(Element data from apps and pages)
· · · · · · ·

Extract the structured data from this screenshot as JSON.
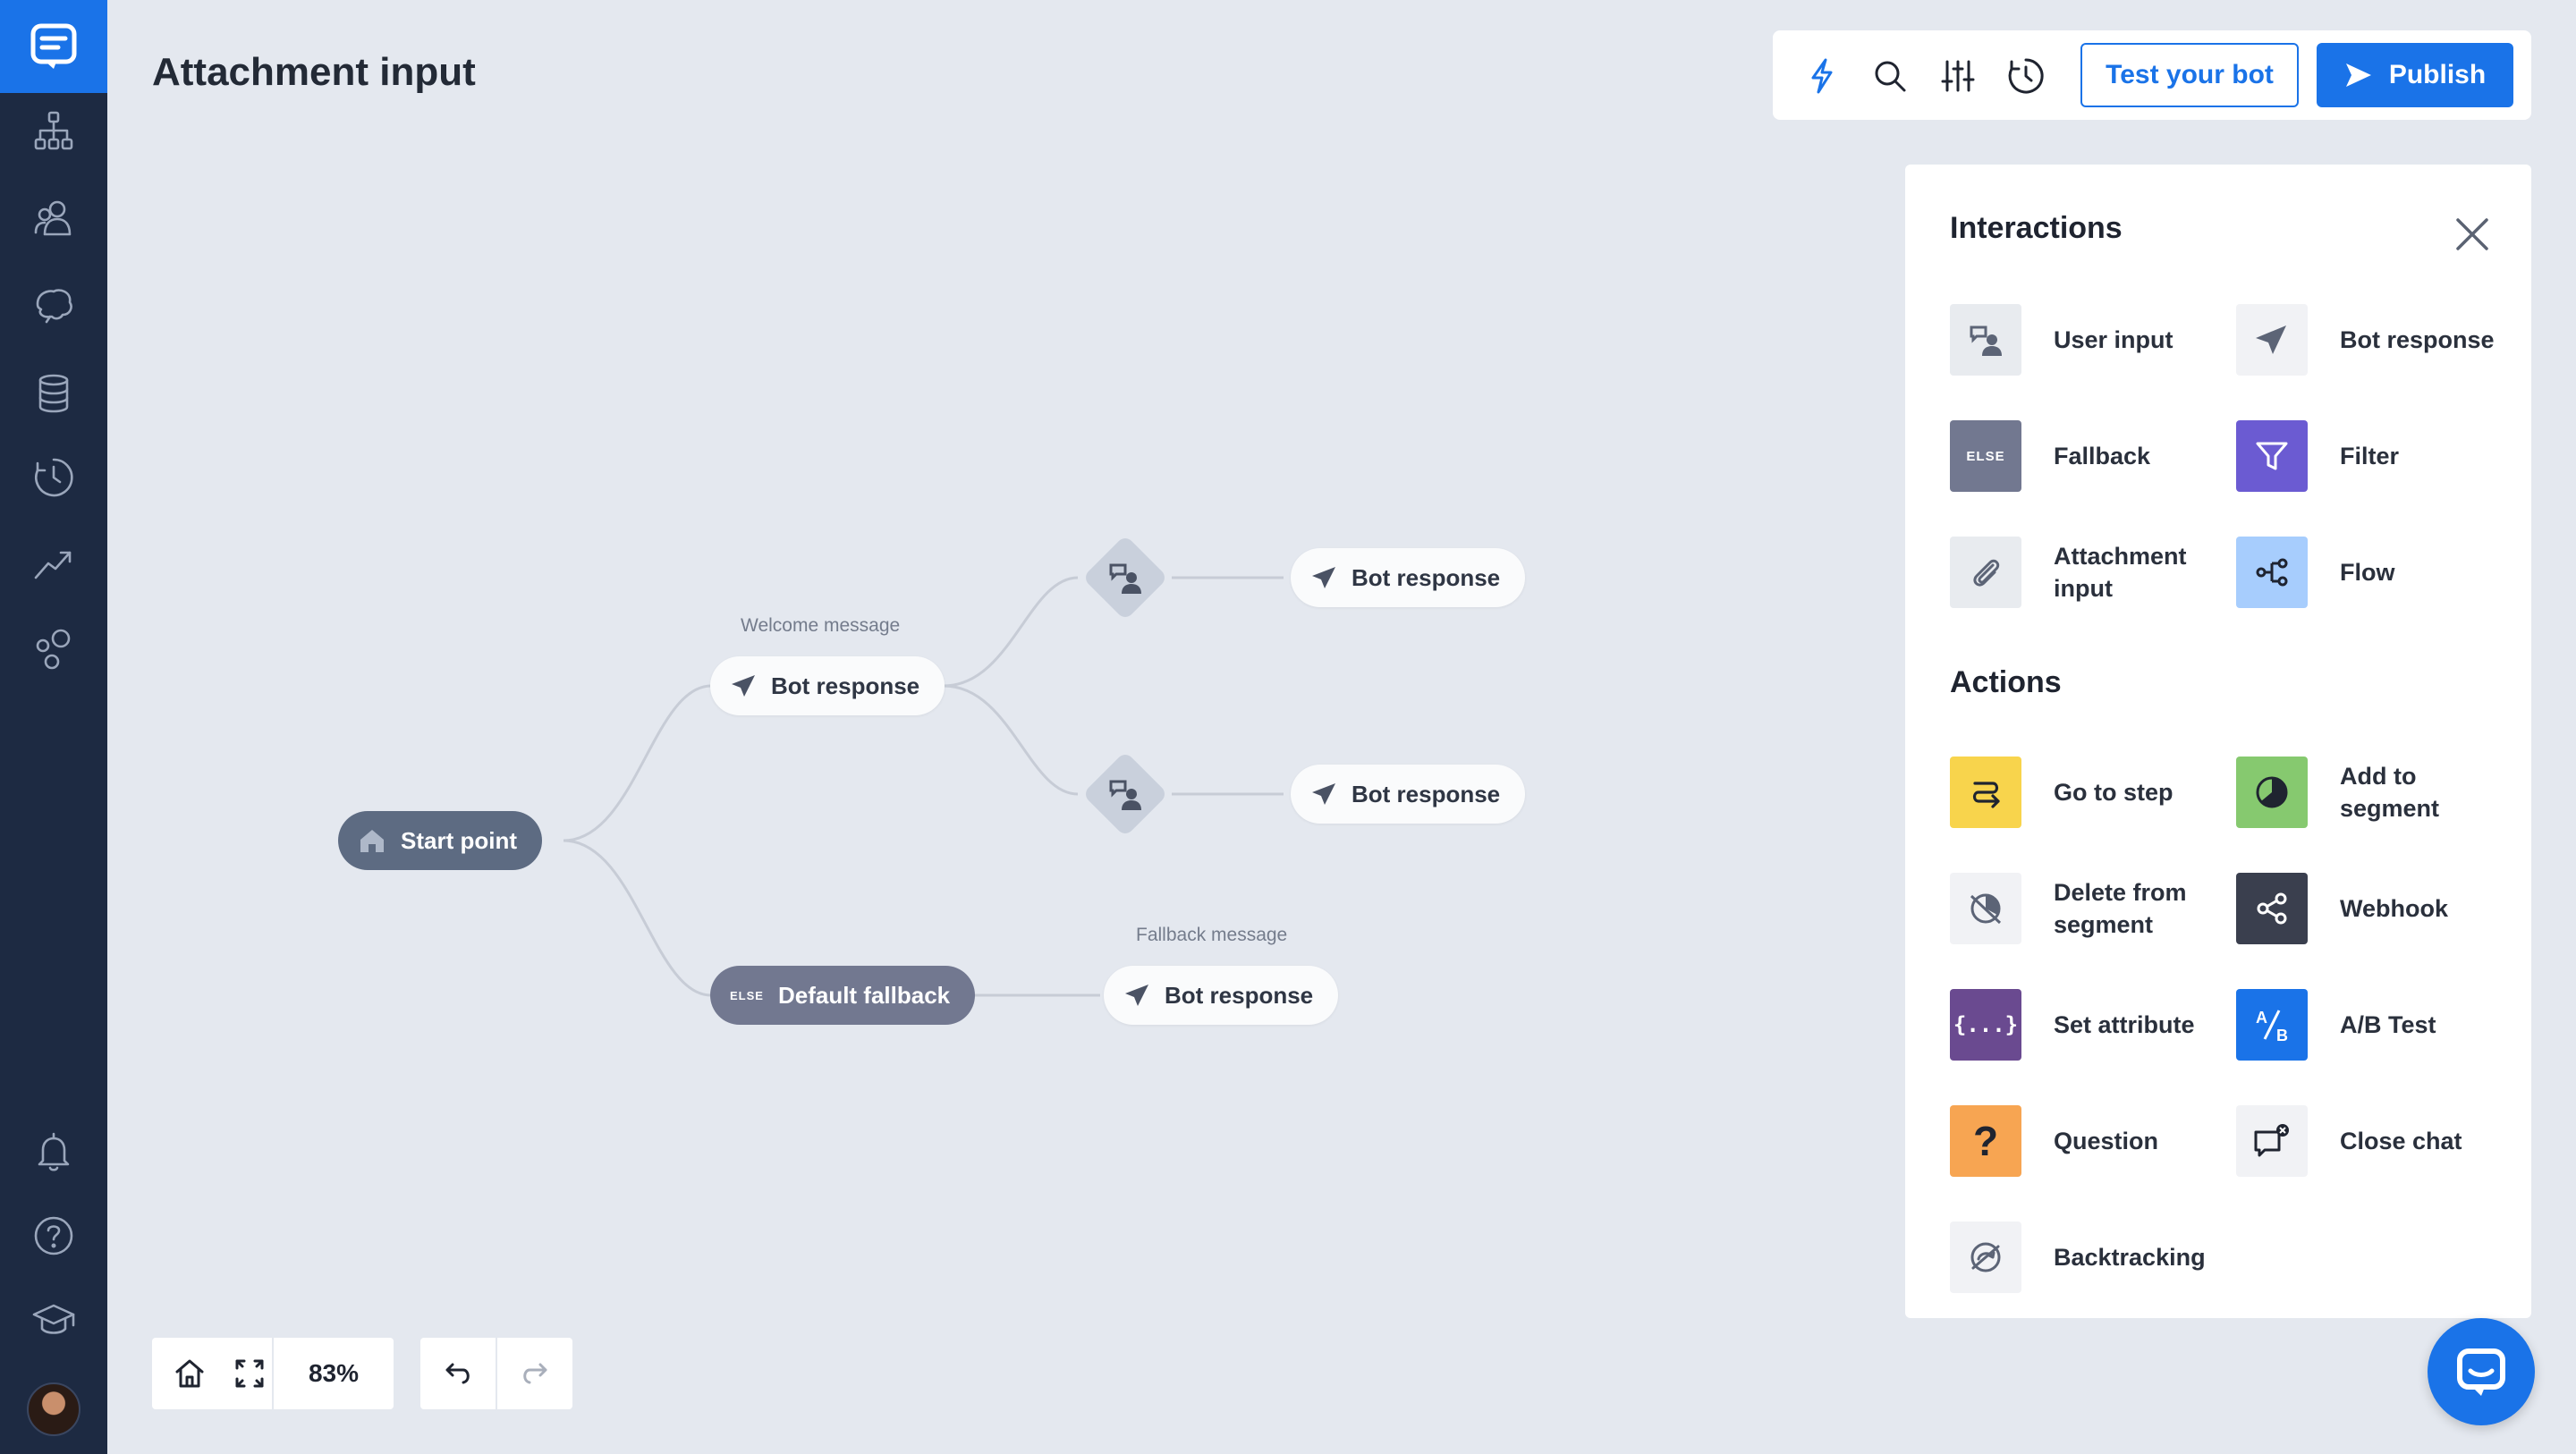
{
  "page": {
    "title": "Attachment input"
  },
  "sidebar": {
    "items": [
      "logo-chat",
      "structure",
      "audience",
      "training",
      "data",
      "history",
      "reports",
      "integrations",
      "notifications",
      "help",
      "academy",
      "avatar"
    ]
  },
  "toolbar": {
    "test_label": "Test your bot",
    "publish_label": "Publish"
  },
  "canvas": {
    "start": "Start point",
    "welcome_label": "Welcome message",
    "welcome_node": "Bot response",
    "branch_top_node": "Bot response",
    "branch_bottom_node": "Bot response",
    "fallback_label": "Fallback message",
    "default_fallback": "Default fallback",
    "else_tag": "ELSE",
    "fallback_node": "Bot response"
  },
  "panel": {
    "interactions_title": "Interactions",
    "actions_title": "Actions",
    "interactions": [
      {
        "label": "User input",
        "color": "#e8ebef"
      },
      {
        "label": "Bot response",
        "color": "#f1f2f5"
      },
      {
        "label": "Fallback",
        "color": "#727890"
      },
      {
        "label": "Filter",
        "color": "#6b5bd2"
      },
      {
        "label": "Attachment input",
        "color": "#e8ebef"
      },
      {
        "label": "Flow",
        "color": "#a7cdfd"
      }
    ],
    "actions": [
      {
        "label": "Go to step",
        "color": "#f8d44c"
      },
      {
        "label": "Add to segment",
        "color": "#86c96f"
      },
      {
        "label": "Delete from segment",
        "color": "#f1f2f5"
      },
      {
        "label": "Webhook",
        "color": "#3a3f4e"
      },
      {
        "label": "Set attribute",
        "color": "#6a4a90"
      },
      {
        "label": "A/B Test",
        "color": "#1a73e8"
      },
      {
        "label": "Question",
        "color": "#f7a552"
      },
      {
        "label": "Close chat",
        "color": "#f1f2f5"
      },
      {
        "label": "Backtracking",
        "color": "#f1f2f5"
      }
    ]
  },
  "controls": {
    "zoom": "83%"
  }
}
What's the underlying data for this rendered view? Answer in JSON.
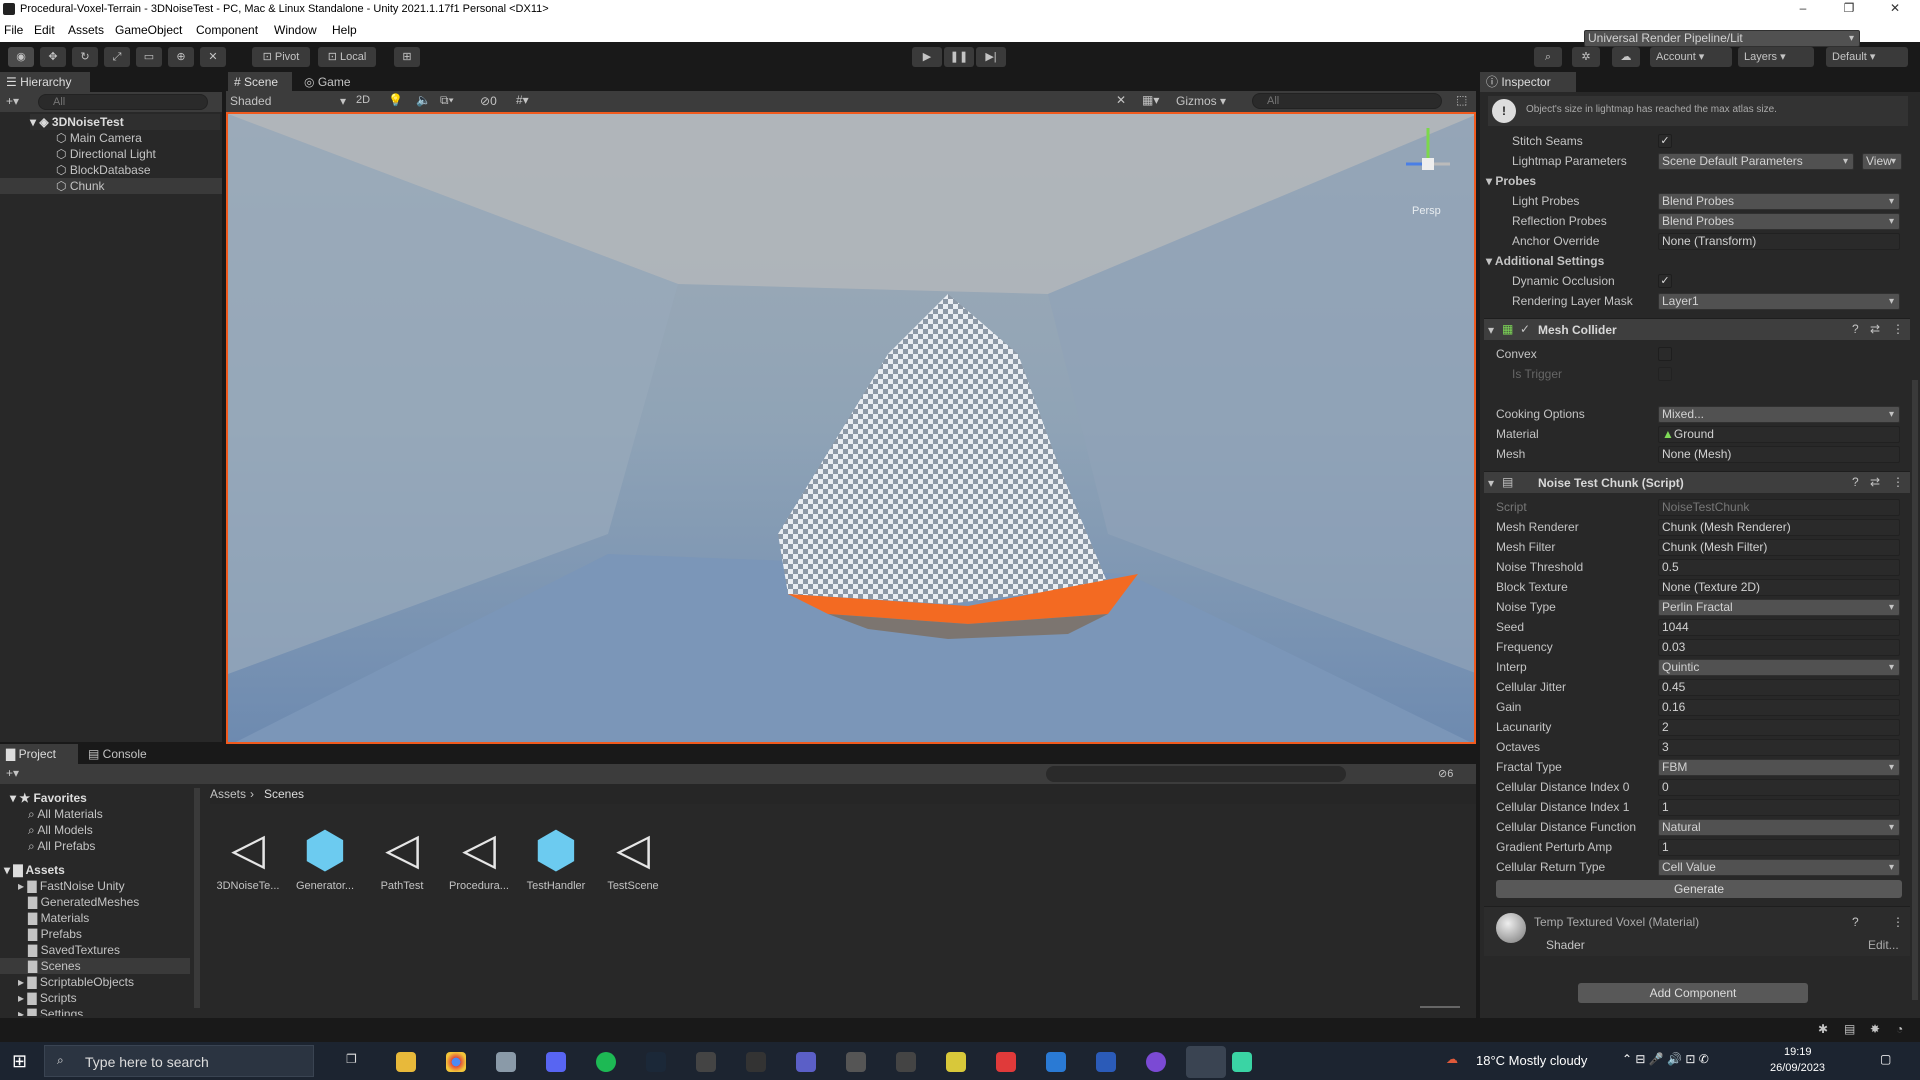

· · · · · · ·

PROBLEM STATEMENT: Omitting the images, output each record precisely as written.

RESULT OF THIS TASK:
Extract the structured data from this screenshot as JSON.
{
  "page": {
    "title": "Attachment input"
  },
  "sidebar": {
    "items": [
      "logo-chat",
      "structure",
      "audience",
      "training",
      "data",
      "history",
      "reports",
      "integrations",
      "notifications",
      "help",
      "academy",
      "avatar"
    ]
  },
  "toolbar": {
    "test_label": "Test your bot",
    "publish_label": "Publish"
  },
  "canvas": {
    "start": "Start point",
    "welcome_label": "Welcome message",
    "welcome_node": "Bot response",
    "branch_top_node": "Bot response",
    "branch_bottom_node": "Bot response",
    "fallback_label": "Fallback message",
    "default_fallback": "Default fallback",
    "else_tag": "ELSE",
    "fallback_node": "Bot response"
  },
  "panel": {
    "interactions_title": "Interactions",
    "actions_title": "Actions",
    "interactions": [
      {
        "label": "User input",
        "color": "#e8ebef"
      },
      {
        "label": "Bot response",
        "color": "#f1f2f5"
      },
      {
        "label": "Fallback",
        "color": "#727890"
      },
      {
        "label": "Filter",
        "color": "#6b5bd2"
      },
      {
        "label": "Attachment input",
        "color": "#e8ebef"
      },
      {
        "label": "Flow",
        "color": "#a7cdfd"
      }
    ],
    "actions": [
      {
        "label": "Go to step",
        "color": "#f8d44c"
      },
      {
        "label": "Add to segment",
        "color": "#86c96f"
      },
      {
        "label": "Delete from segment",
        "color": "#f1f2f5"
      },
      {
        "label": "Webhook",
        "color": "#3a3f4e"
      },
      {
        "label": "Set attribute",
        "color": "#6a4a90"
      },
      {
        "label": "A/B Test",
        "color": "#1a73e8"
      },
      {
        "label": "Question",
        "color": "#f7a552"
      },
      {
        "label": "Close chat",
        "color": "#f1f2f5"
      },
      {
        "label": "Backtracking",
        "color": "#f1f2f5"
      }
    ]
  },
  "controls": {
    "zoom": "83%"
  }
}
What's the underlying data for this rendered view? Answer in JSON.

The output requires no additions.